| TASK INSTRUCTIONS |
Using the records below, copy every line that holds the string "janeiro".

.....

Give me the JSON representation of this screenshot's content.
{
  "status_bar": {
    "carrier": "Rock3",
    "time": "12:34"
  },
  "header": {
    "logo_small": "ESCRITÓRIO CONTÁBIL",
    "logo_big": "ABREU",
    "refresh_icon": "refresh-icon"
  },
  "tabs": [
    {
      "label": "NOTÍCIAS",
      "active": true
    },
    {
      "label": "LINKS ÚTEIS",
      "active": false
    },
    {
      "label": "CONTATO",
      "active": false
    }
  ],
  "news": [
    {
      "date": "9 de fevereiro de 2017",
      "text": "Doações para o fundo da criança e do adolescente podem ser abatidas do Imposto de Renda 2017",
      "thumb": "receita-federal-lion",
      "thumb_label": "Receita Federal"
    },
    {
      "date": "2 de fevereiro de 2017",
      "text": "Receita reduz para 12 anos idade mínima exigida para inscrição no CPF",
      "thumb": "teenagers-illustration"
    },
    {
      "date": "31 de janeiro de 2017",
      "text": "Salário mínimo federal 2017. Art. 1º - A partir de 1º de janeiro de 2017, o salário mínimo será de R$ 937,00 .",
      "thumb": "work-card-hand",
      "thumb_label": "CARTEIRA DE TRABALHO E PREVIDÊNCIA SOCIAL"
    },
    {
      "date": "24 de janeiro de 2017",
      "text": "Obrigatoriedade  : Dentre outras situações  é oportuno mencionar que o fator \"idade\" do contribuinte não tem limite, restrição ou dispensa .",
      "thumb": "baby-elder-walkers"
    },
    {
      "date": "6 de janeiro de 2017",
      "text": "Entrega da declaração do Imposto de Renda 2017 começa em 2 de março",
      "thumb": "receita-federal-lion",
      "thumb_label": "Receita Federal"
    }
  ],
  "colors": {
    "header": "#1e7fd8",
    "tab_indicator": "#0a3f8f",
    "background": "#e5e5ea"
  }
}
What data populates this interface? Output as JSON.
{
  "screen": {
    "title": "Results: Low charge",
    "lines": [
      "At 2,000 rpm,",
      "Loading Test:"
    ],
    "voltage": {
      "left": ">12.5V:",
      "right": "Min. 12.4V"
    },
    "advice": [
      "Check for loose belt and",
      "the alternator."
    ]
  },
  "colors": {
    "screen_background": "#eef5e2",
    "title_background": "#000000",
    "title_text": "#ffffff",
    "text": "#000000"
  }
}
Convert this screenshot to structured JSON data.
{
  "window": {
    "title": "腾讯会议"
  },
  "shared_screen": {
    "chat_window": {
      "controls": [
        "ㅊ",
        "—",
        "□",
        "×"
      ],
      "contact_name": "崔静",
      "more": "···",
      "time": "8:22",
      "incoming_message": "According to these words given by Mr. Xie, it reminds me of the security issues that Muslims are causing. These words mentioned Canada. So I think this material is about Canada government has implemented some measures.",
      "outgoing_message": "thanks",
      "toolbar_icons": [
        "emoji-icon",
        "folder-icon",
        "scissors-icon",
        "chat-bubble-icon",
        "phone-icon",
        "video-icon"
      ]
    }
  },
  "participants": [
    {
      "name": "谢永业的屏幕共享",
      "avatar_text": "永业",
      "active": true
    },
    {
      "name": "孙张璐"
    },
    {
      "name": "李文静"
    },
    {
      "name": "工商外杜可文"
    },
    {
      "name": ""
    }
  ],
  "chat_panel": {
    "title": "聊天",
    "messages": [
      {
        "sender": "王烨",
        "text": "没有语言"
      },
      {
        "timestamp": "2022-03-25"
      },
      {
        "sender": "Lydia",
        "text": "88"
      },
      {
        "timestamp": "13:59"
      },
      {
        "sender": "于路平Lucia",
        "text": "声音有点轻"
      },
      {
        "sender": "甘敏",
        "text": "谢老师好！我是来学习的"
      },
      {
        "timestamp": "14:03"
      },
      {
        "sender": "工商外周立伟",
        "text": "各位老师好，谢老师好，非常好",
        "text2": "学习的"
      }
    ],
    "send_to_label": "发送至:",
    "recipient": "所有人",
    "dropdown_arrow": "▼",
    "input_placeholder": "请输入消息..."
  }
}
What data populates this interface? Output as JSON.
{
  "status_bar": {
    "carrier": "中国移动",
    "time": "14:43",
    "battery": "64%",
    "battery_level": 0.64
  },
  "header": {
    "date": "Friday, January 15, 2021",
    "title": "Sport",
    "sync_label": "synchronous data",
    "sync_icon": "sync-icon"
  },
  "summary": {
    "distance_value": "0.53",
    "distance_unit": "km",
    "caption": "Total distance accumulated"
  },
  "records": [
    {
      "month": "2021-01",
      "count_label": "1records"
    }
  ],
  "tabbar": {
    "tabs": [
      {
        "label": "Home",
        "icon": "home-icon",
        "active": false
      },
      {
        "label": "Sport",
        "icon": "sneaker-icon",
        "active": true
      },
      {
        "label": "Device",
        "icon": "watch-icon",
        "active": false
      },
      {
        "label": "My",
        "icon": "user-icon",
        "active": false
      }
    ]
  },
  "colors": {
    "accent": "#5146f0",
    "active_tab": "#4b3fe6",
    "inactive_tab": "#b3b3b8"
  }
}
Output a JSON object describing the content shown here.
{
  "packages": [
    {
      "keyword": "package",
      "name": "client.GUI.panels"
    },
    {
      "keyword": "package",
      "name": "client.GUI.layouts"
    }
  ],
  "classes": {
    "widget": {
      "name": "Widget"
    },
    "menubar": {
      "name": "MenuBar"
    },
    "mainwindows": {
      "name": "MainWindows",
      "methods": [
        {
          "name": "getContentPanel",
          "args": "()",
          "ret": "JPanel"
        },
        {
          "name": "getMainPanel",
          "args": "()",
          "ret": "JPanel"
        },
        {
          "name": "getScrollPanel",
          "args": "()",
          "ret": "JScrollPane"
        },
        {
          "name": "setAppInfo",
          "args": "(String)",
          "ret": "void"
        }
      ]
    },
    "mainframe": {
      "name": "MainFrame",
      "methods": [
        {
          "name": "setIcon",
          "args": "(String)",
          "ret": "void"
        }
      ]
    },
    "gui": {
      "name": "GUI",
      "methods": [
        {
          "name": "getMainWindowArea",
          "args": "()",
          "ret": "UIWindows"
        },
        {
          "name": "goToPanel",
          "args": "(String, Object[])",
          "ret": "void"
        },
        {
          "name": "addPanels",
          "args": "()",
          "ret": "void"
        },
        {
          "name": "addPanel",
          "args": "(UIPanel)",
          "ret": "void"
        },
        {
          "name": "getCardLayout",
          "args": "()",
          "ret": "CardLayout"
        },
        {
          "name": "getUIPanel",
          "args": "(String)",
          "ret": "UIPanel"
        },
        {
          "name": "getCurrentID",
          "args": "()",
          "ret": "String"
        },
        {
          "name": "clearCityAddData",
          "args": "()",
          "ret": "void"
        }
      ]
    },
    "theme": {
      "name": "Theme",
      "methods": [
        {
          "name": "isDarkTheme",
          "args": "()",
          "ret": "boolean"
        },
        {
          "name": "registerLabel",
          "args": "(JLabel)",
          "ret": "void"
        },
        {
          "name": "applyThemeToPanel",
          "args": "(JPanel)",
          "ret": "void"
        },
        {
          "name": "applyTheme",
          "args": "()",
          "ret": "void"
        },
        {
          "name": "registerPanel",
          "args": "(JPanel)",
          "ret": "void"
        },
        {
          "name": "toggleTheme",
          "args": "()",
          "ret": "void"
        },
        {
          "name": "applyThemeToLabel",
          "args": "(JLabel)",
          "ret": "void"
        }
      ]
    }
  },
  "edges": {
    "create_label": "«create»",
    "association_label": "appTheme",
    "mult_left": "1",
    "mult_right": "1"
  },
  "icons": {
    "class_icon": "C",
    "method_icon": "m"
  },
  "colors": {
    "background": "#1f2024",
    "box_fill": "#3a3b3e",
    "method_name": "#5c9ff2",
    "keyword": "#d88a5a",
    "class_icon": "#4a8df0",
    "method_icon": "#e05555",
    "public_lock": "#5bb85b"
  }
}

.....

| SOLUTION |
      "date": "31 de janeiro de 2017",
      "text": "Salário mínimo federal 2017. Art. 1º - A partir de 1º de janeiro de 2017, o salário mínimo será de R$ 937,00 .",
      "date": "24 de janeiro de 2017",
      "date": "6 de janeiro de 2017",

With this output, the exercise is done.